In four chapters, each dealing with four distinct poetic projects, Spinosa executes a faceted program for a theory of the poetic experiment and for a theory of postanarchist criticism. The four facets include artifice, openness, chance, and politics. Moving chronologically from the 1970s to the contemporary moment, she discusses a range of writers including (but not limited to) John Cage and bpNichol, Erín Moure and Harryette Mullen, Vanessa Place and Darren Wershler, as well as Andy Campbell and Mez Breese. Spinosa considers how these authors utilize and complicate procedural, machinic, conceptual, and digital methods of composition, and she examines how these writers engage artifice, openness, chance, and politics to a ect the power dynamic between author and reader. Spinosa validates those projects that recalibrate this dynamic in favour of a liberated and empowered readership and that do not necessarily efface the subjectivity of the author him- or her- or themself. “Experimental, illegible texts,” Spinosa writes, “produce in readers a commonality, a community based on the ethical, political dimensions of reading and engaging with the formally experimental text.” According to Spinosa, “illegible,” “noisy,” and “ex-static” texts operate as “momentary insurgencies,” providing a kind of model, analogue, or metaphor for activist practices. &there4 “postanarchism” serves as a “theory of activism that others the means to incorporate the processes of reading and writing experimental poetry into the realm of activist practice.” On the one hand, experimental texts themselves function as “performative analog[ies] of an anarchic, free community” in the ways that such texts defy the “organizing, ruling, and inhibiting effects” of discursive structures: “affiliation rather than filiation.” On the other hand, experimental texts produce “anarchic, free communit[ies]” in the ways that such texts entail a “communal attention to language” by virtue of their capacity for multiple and indefinitive readings: “Instead of quantitative meaning, qualitative intensity.”
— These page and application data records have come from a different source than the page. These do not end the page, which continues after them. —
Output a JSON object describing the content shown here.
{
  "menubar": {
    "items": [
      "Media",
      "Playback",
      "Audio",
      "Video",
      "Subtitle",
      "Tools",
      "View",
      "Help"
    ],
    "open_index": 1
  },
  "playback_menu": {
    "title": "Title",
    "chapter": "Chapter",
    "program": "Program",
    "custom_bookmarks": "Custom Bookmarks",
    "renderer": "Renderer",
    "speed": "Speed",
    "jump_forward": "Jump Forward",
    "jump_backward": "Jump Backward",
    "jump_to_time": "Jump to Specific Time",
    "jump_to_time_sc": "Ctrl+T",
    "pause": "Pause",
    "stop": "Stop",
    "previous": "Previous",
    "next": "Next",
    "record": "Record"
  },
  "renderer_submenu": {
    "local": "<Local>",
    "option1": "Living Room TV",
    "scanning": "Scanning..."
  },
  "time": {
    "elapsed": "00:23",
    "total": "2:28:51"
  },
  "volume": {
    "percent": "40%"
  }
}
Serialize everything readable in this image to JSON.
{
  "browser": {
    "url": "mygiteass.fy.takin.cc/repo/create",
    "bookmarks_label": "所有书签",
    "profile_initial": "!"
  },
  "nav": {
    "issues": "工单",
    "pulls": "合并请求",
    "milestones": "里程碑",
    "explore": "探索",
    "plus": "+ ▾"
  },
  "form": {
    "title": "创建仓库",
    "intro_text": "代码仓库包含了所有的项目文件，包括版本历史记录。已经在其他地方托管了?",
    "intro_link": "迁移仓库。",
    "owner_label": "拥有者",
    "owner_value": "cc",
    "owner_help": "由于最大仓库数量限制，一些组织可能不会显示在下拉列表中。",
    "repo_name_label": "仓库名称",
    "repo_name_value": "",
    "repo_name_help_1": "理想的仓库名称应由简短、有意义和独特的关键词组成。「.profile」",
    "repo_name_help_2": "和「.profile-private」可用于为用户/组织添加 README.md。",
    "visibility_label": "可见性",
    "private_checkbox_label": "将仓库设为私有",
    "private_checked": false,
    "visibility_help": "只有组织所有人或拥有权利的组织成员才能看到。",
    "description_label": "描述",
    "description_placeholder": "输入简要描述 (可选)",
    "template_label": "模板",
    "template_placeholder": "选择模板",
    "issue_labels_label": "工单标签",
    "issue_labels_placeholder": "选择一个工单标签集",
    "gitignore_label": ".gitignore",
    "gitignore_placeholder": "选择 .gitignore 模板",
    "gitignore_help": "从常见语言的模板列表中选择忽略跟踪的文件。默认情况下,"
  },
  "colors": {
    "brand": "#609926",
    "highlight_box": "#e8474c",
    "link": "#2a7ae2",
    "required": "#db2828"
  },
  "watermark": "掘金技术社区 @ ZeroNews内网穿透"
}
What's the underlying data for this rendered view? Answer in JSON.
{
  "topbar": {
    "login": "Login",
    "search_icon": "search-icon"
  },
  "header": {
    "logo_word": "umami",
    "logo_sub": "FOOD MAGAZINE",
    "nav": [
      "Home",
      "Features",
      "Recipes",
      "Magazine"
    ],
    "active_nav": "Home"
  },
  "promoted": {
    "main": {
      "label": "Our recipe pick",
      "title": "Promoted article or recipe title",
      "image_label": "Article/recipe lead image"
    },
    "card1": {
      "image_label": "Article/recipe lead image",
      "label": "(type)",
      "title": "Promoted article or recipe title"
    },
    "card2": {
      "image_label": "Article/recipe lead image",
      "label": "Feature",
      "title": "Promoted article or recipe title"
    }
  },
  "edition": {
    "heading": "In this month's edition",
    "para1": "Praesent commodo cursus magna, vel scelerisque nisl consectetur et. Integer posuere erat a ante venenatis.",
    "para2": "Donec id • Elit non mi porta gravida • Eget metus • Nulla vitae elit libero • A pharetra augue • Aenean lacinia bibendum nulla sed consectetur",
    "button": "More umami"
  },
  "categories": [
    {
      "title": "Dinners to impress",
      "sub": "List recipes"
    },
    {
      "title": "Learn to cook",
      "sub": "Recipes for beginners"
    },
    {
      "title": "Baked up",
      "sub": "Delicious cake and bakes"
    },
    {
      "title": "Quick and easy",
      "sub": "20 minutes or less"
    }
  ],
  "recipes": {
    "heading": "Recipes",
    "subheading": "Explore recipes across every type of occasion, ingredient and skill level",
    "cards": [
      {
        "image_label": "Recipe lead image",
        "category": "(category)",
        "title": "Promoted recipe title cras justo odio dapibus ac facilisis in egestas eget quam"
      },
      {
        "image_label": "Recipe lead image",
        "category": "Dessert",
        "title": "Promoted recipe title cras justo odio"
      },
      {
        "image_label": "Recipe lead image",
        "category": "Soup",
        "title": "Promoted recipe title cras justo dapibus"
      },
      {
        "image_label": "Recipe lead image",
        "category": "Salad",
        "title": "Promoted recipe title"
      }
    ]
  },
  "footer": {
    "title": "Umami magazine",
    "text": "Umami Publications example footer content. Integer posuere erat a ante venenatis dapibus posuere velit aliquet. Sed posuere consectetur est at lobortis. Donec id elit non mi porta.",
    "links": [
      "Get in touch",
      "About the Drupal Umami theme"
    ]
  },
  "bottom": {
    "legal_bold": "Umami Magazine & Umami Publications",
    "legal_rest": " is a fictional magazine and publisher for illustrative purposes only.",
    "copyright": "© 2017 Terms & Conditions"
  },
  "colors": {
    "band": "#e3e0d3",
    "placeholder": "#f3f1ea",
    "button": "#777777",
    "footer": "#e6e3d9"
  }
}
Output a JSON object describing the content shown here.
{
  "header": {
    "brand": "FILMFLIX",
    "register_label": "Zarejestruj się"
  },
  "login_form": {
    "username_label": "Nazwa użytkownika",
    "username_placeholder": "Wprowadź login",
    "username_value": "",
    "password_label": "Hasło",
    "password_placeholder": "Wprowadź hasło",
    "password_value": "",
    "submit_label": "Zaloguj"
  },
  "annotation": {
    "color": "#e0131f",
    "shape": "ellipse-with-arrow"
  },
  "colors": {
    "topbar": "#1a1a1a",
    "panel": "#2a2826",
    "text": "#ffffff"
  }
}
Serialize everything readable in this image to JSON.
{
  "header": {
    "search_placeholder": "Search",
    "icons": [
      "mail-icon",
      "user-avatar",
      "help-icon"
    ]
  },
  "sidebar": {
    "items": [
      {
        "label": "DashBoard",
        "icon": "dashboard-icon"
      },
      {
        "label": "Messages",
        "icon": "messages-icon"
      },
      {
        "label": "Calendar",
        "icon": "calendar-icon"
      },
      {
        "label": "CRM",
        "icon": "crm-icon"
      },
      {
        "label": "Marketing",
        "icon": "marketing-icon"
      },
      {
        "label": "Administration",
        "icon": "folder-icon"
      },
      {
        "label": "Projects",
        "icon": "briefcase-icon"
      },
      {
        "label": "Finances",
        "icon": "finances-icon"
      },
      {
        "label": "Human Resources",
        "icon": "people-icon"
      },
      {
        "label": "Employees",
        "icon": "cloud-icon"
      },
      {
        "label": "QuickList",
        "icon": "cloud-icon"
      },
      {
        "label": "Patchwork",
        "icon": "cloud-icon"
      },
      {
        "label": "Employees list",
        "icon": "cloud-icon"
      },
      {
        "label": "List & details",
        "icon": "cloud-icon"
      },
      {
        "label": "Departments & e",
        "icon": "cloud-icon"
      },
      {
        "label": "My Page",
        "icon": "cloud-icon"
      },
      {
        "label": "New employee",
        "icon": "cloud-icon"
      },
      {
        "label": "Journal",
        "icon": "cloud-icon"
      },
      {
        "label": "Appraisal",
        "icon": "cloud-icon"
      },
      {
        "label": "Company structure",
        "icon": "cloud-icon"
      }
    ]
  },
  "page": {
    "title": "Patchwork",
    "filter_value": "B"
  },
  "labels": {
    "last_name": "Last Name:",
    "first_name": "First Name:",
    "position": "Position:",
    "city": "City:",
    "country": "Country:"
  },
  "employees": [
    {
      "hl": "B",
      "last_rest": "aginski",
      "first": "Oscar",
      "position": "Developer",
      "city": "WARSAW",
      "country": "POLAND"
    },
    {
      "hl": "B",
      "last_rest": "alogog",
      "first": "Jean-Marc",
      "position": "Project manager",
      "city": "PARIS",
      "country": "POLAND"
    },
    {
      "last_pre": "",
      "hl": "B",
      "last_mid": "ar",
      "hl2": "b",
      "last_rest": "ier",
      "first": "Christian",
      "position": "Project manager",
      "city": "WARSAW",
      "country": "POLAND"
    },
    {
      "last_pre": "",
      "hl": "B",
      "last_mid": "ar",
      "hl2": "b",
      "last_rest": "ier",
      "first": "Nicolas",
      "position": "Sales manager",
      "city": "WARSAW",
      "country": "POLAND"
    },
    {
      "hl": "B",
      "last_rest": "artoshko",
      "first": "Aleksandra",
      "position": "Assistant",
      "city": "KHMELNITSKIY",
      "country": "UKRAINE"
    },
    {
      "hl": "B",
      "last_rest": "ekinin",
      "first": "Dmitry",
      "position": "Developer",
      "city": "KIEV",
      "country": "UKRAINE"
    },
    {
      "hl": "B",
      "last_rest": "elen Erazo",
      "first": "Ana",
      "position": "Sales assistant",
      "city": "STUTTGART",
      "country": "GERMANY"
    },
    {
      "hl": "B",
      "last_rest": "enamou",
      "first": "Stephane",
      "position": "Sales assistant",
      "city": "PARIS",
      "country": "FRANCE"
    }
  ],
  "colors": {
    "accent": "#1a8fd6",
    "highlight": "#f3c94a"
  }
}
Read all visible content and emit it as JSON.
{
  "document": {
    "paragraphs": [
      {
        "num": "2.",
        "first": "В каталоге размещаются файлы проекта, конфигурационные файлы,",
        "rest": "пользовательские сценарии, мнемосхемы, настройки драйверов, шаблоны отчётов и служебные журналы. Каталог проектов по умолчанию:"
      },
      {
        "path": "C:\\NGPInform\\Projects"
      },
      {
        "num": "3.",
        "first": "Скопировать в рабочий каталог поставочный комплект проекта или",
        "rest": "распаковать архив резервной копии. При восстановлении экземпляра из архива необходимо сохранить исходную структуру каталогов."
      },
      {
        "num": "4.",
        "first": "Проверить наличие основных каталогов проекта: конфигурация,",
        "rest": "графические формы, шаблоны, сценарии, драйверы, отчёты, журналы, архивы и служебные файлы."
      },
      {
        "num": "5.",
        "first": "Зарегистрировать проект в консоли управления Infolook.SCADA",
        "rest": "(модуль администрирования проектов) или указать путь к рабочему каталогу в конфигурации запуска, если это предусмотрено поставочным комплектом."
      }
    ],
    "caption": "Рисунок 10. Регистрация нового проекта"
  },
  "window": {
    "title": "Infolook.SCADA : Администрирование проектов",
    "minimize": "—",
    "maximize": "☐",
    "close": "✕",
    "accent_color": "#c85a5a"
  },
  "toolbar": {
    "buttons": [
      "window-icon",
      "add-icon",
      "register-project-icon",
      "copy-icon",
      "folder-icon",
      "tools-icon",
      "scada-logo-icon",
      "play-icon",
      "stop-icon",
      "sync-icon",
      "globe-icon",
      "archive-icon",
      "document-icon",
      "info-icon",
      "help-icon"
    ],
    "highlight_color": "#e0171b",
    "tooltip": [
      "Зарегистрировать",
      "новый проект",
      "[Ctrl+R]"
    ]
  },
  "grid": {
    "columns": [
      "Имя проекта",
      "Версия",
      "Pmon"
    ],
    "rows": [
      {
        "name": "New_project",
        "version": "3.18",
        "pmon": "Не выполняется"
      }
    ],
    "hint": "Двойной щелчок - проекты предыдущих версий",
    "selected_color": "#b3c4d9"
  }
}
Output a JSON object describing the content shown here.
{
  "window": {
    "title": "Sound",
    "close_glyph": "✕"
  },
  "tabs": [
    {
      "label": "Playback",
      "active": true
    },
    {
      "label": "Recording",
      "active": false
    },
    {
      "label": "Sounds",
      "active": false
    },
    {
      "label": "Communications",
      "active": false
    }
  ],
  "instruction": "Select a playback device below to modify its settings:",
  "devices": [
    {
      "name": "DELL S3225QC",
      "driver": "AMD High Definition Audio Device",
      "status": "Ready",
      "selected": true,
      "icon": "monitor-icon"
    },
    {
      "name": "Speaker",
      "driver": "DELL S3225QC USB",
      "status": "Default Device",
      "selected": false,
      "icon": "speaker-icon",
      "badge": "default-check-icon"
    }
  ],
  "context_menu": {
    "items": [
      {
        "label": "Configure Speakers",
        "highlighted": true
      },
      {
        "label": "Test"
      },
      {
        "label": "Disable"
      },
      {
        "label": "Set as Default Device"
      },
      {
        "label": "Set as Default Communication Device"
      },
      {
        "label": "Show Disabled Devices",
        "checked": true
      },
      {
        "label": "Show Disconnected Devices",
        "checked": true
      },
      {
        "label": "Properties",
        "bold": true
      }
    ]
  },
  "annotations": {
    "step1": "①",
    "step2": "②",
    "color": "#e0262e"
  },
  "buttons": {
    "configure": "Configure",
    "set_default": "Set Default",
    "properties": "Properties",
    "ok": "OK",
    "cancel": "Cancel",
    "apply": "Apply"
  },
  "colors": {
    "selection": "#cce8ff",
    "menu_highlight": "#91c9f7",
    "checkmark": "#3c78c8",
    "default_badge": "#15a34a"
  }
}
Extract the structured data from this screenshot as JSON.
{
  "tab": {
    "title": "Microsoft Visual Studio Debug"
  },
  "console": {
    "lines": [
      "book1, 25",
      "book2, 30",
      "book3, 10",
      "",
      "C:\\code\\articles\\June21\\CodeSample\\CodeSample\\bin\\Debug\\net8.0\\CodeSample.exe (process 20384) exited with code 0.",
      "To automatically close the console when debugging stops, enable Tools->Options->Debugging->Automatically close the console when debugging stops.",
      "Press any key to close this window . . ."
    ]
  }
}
Rather than recommend or refute, (I) will briefly consider questions raised by Spinosa’s discussion of experimental work in political, ethical, and epistemological terms. First, Spinosa describes experimental work as “not explicitly political.” So, how much farther does postanarchist literary theory, as Spinosa conceives it, or digital literature, in general, push us in the need to reflect and respect subjectivity and identity politics in experimental work, while also continuing to empower the agency of readers? Moreover, does digital literature expand the reading constituency or make experimental work that much more accessible to an already existing readership — a readership familiar with Language Writing, for example? Second, Spinosa gestures toward an ethics of postanarchism in her use of relationality and responsibility to account for how readers engage the experimental text. So, with Spinosa’s desire to transcend the vanguardist notions that typically accompany the experimental, and with her desire to defuse the passive-aggressive relationship that comes with reading all literature, let alone experimental literature, does Spinosa’s study point to the need for a fuller ethical account of the experimental, and the avant garde? Third, Spinosa identifies one of the benefits of digital literature as “distributed cognition” in which digital projects can exploit “‘new pathways of communication among different kinds of knowledge.’” Do “new cognitive engagements” suggest that poetry can (re-)enter the knowledge game, and become not only a model for research, but a locus of knowledge itself, at a time when the commons are both imperative and in peril?